> **REQUIREMENT**:
Find out how many lines in the records have the string "Java" in them, and state only that number.

> **RECORDS TO USE**:
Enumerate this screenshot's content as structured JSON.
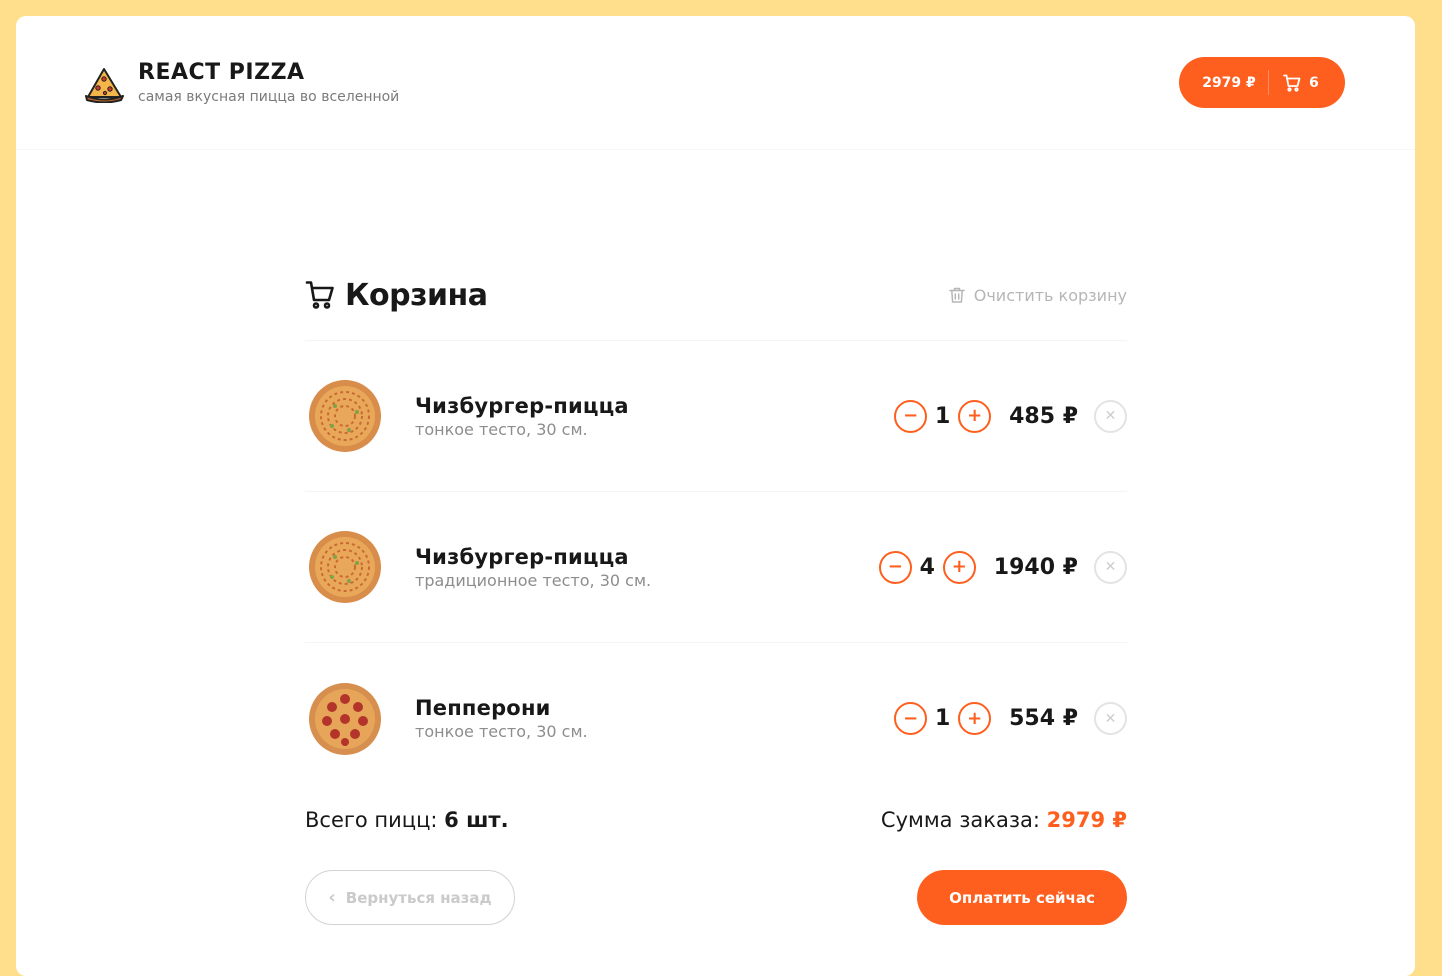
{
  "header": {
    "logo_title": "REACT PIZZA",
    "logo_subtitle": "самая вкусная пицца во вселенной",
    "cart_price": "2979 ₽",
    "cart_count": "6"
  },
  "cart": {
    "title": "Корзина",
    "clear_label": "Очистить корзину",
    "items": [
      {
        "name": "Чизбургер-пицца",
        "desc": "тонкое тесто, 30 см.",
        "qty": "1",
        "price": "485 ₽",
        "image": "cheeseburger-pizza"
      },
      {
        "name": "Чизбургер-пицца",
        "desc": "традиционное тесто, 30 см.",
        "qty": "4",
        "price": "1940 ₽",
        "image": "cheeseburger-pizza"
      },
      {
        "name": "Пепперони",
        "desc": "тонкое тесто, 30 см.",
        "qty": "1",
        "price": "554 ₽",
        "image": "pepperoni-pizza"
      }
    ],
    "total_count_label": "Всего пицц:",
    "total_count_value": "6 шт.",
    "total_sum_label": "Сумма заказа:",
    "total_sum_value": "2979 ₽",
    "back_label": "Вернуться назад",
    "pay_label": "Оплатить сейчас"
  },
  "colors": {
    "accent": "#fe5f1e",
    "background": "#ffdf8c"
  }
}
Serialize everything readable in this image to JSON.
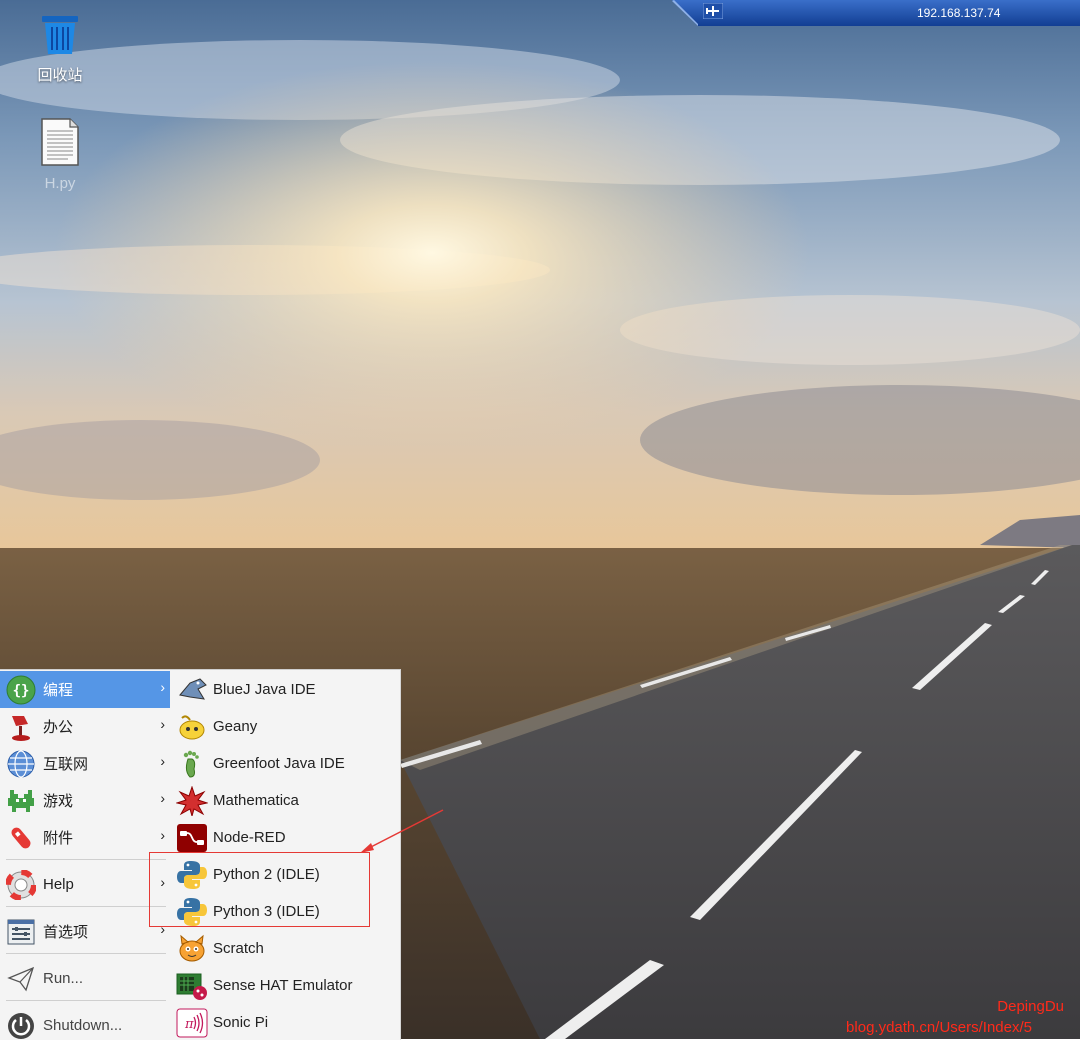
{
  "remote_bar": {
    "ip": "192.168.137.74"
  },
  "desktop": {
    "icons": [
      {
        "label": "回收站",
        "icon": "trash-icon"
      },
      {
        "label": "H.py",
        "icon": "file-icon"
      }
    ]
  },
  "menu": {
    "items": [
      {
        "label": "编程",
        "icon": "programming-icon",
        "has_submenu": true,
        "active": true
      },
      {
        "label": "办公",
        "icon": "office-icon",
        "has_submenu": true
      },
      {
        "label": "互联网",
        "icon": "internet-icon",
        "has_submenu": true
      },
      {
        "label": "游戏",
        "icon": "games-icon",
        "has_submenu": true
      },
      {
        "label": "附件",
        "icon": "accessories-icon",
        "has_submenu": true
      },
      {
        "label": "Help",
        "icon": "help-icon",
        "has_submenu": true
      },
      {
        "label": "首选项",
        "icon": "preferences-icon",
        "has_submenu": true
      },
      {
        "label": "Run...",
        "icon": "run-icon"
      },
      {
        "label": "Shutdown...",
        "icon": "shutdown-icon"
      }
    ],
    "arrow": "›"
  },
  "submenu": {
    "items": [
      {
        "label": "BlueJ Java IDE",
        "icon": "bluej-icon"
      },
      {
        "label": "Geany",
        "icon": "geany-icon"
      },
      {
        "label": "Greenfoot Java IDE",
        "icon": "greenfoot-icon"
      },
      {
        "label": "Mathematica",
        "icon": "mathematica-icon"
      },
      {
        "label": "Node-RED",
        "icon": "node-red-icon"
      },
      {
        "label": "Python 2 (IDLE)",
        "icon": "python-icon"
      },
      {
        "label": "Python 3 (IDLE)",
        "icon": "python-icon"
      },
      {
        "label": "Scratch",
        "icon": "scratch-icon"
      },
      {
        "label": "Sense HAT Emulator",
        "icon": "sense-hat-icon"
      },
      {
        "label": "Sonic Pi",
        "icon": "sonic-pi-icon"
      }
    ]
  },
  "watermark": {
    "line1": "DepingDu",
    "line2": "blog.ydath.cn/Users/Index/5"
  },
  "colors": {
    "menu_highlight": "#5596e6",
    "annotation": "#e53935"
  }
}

> **SOLUTION TO THE EXERCISE**:
2